Records for the task below:

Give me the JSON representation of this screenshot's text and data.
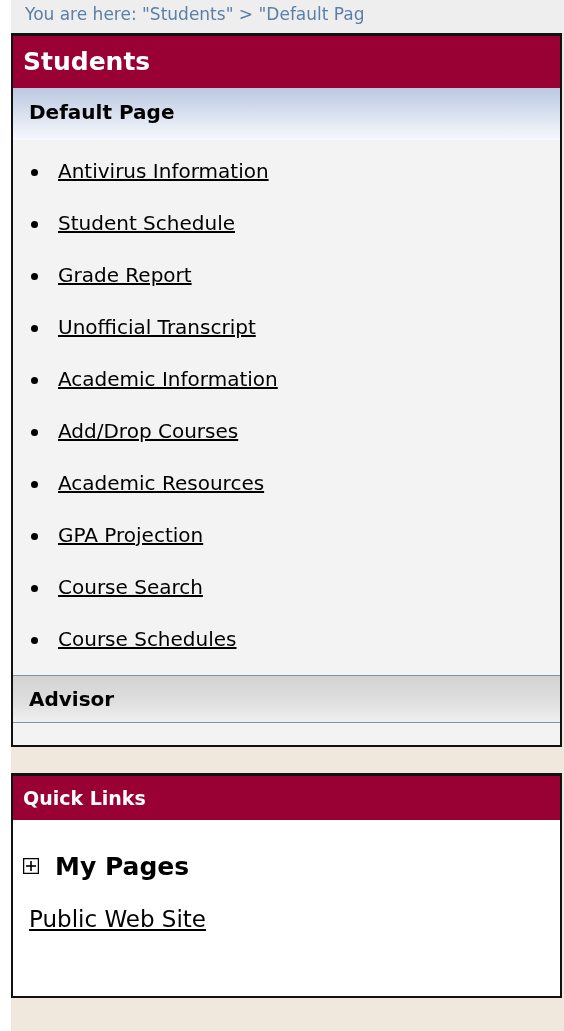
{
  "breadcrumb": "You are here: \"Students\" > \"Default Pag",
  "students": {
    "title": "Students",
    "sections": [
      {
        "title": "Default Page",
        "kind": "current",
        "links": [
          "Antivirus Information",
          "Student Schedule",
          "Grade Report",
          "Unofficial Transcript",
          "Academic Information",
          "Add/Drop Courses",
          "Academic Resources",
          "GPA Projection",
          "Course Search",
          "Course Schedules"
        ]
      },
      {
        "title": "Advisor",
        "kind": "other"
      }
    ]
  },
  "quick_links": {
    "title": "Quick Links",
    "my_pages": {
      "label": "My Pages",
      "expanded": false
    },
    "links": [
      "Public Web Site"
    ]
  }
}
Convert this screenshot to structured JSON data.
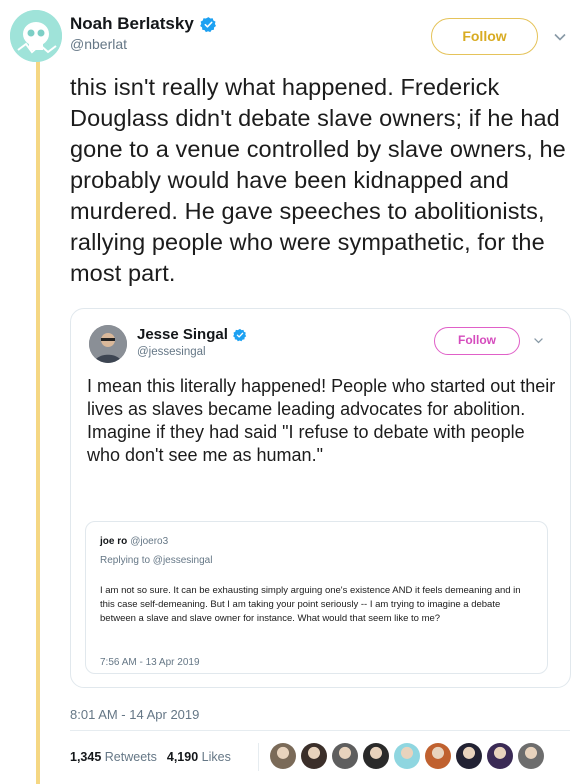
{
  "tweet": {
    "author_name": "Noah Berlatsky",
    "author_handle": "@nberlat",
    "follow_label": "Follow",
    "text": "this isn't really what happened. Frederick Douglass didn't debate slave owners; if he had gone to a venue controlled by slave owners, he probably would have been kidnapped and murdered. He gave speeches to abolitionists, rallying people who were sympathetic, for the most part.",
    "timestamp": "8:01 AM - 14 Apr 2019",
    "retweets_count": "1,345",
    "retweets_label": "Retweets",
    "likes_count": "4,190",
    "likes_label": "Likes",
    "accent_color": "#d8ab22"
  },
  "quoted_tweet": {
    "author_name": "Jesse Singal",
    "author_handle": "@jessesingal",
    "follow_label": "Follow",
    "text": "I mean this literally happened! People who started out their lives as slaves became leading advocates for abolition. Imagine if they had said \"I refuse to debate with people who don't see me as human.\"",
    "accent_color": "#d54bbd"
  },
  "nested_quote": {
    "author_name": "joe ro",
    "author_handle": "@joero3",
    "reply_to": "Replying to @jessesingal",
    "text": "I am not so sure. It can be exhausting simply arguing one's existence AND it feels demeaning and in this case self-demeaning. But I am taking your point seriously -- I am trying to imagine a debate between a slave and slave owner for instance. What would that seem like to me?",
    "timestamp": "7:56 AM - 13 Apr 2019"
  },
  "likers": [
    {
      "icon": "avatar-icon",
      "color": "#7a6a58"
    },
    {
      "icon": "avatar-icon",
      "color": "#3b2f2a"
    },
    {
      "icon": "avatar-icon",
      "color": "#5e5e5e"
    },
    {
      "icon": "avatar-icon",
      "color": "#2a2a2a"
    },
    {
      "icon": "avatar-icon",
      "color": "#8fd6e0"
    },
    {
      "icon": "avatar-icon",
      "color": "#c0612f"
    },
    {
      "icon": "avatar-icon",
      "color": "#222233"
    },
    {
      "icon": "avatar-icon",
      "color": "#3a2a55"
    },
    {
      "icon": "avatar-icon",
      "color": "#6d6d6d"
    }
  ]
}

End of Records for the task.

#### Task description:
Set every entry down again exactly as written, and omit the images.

#### Written solution:
Give me the JSON representation of this screenshot's text and data.
{
  "breadcrumb": "You are here: \"Students\" > \"Default Pag",
  "students": {
    "title": "Students",
    "sections": [
      {
        "title": "Default Page",
        "kind": "current",
        "links": [
          "Antivirus Information",
          "Student Schedule",
          "Grade Report",
          "Unofficial Transcript",
          "Academic Information",
          "Add/Drop Courses",
          "Academic Resources",
          "GPA Projection",
          "Course Search",
          "Course Schedules"
        ]
      },
      {
        "title": "Advisor",
        "kind": "other"
      }
    ]
  },
  "quick_links": {
    "title": "Quick Links",
    "my_pages": {
      "label": "My Pages",
      "expanded": false
    },
    "links": [
      "Public Web Site"
    ]
  }
}
Convert this screenshot to structured JSON data.
{
  "tweet": {
    "author_name": "Noah Berlatsky",
    "author_handle": "@nberlat",
    "follow_label": "Follow",
    "text": "this isn't really what happened. Frederick Douglass didn't debate slave owners; if he had gone to a venue controlled by slave owners, he probably would have been kidnapped and murdered. He gave speeches to abolitionists, rallying people who were sympathetic, for the most part.",
    "timestamp": "8:01 AM - 14 Apr 2019",
    "retweets_count": "1,345",
    "retweets_label": "Retweets",
    "likes_count": "4,190",
    "likes_label": "Likes",
    "accent_color": "#d8ab22"
  },
  "quoted_tweet": {
    "author_name": "Jesse Singal",
    "author_handle": "@jessesingal",
    "follow_label": "Follow",
    "text": "I mean this literally happened! People who started out their lives as slaves became leading advocates for abolition. Imagine if they had said \"I refuse to debate with people who don't see me as human.\"",
    "accent_color": "#d54bbd"
  },
  "nested_quote": {
    "author_name": "joe ro",
    "author_handle": "@joero3",
    "reply_to": "Replying to @jessesingal",
    "text": "I am not so sure. It can be exhausting simply arguing one's existence AND it feels demeaning and in this case self-demeaning. But I am taking your point seriously -- I am trying to imagine a debate between a slave and slave owner for instance. What would that seem like to me?",
    "timestamp": "7:56 AM - 13 Apr 2019"
  },
  "likers": [
    {
      "icon": "avatar-icon",
      "color": "#7a6a58"
    },
    {
      "icon": "avatar-icon",
      "color": "#3b2f2a"
    },
    {
      "icon": "avatar-icon",
      "color": "#5e5e5e"
    },
    {
      "icon": "avatar-icon",
      "color": "#2a2a2a"
    },
    {
      "icon": "avatar-icon",
      "color": "#8fd6e0"
    },
    {
      "icon": "avatar-icon",
      "color": "#c0612f"
    },
    {
      "icon": "avatar-icon",
      "color": "#222233"
    },
    {
      "icon": "avatar-icon",
      "color": "#3a2a55"
    },
    {
      "icon": "avatar-icon",
      "color": "#6d6d6d"
    }
  ]
}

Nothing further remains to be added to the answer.